Lion’s Share Review: Is It Legit or A Scam?
We’ve seen a huge increase in customers recently “investing” into Lion’s Share (visit their website here). We always want to make sure our customers are.
We’ve seen a huge increase in customers recently “investing” into Lion’s Share (visit their website here).
We always want to make sure our customers are staying safe and we want all the Kiwis out there to be making awesome gains in their crypto gardens, so we did some digging…
What we found is not good 🙁
Short story is the Lion’s Share is a total scam.
- “Smart contracts” sound fancy, but all it means is your money gets sent to someone else. It’s not locked away for you (like a term deposit), you’re simply giving your money away.
- There’s no real profit, any money you get is just being taken from your friends and family. You’d be better to just ask each of your mates for $100, and not send any money to Lion’s Share!

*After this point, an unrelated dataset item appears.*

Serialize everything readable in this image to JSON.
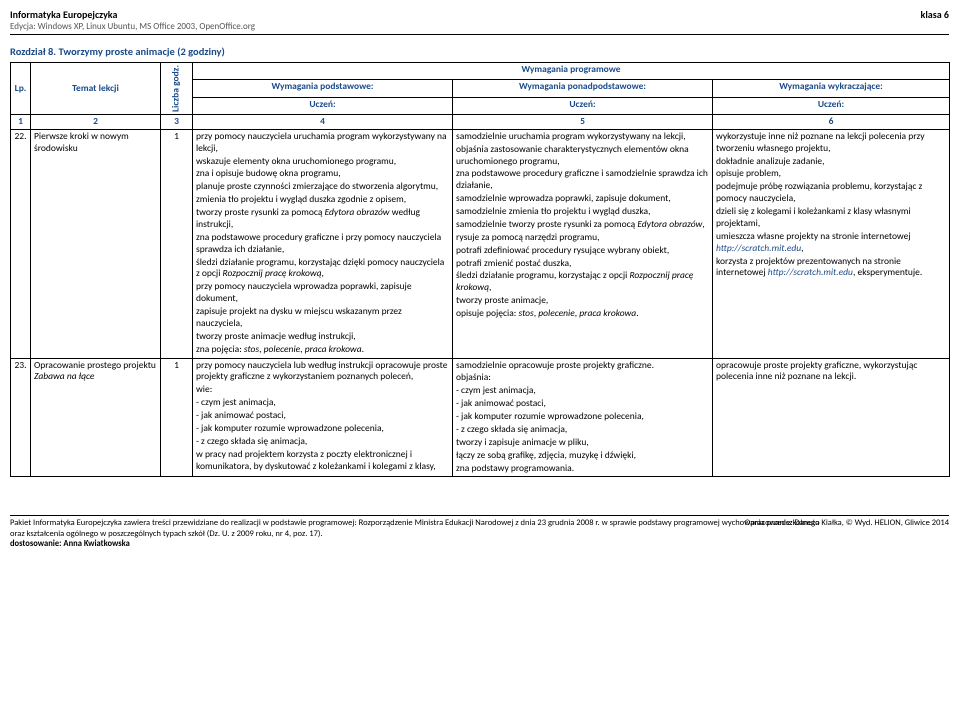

- They’re not operating legally.
- The guys behind this have run scams before.
How the “smart” contracts work
We read the code for the Lion’s Share smart contracts, and what it boils down to is that the money you put in gets sent to other people. It’s not really that “smart”, it’s just you giving your money away.
You won’t get back any of that money. The only way you can make money with Lion’s Share is by sucking in more people and taking their money… which is a bit stink when you stop and think about it.
At the end of the day, the “Lion’s Share” goes to the guys who started the thing and you and your friends and whanau will get left out of pocket.
Learn more: What are smart contracts and how do they work?
No real profit
Lion’s Share makes NO MONEY from trading, or any other activity. The smart contracts do not generate income.
The only way for the company to be making money is from new recruits signing up and paying money in i.e. it’s a pyramid scheme.
Related: What is a pyramid scheme?
Lion’s Share is operating illegally
On their FAQ on their website, the company says they don’t require an owner or an admin. This is extremely concerning as it means that no one has legal liability or responsibility for operating honestly, and no one can be held responsible for anything the company does with your money.
The statement about their lack of ownership is also not true, as anyone dealing with financial instruments needs to be registered as a company and also likely as a FSP here in NZ (which they are not).
For example you can find us here.
Also, pyramid schemes are illegal in NZ, so there’s that too…
Run by experienced scammers
It’s always a warning sign to us when we see projects pop up that have been run by people previously responsible for stealing funds through ponzi schemes!
Here’s more on the guy behind Lion’s Share – you can read in this article.
Conclusion: Is Lion’s Share legit or a scam?
With all that said, it now begs the question:
We reckon Lion’s Share is through and through a scam – no doubt about it. That’s our verdict.
If you’re not sure or you want to come and chat with us, just get in touch – we’re always really happy to help, and we want all our customers to be safe and wealthy.
At the end of the day, the safest way to invest in crypto is to manage your digital assets with your own wallet. After all:
"Not your keys, not your crypto."
Further reading: Read our complete guide and picks for cryptocurrency wallets.
For more safety tips, the latest insights, and updates on all things crypto sign up for our newsletter below!
Also, don’t forget to subscribe to our monthly newsletter to have the latest crypto insights, news, and updates delivered to our inbox.
Disclaimer: Information is current as at the date of publication. This is general information only and is not intended to be advice. Crypto is volatile, carries risk and the value can go up and down. Past performance is not an indicator of future returns. Please do your own research.
Last updated November 23, 2021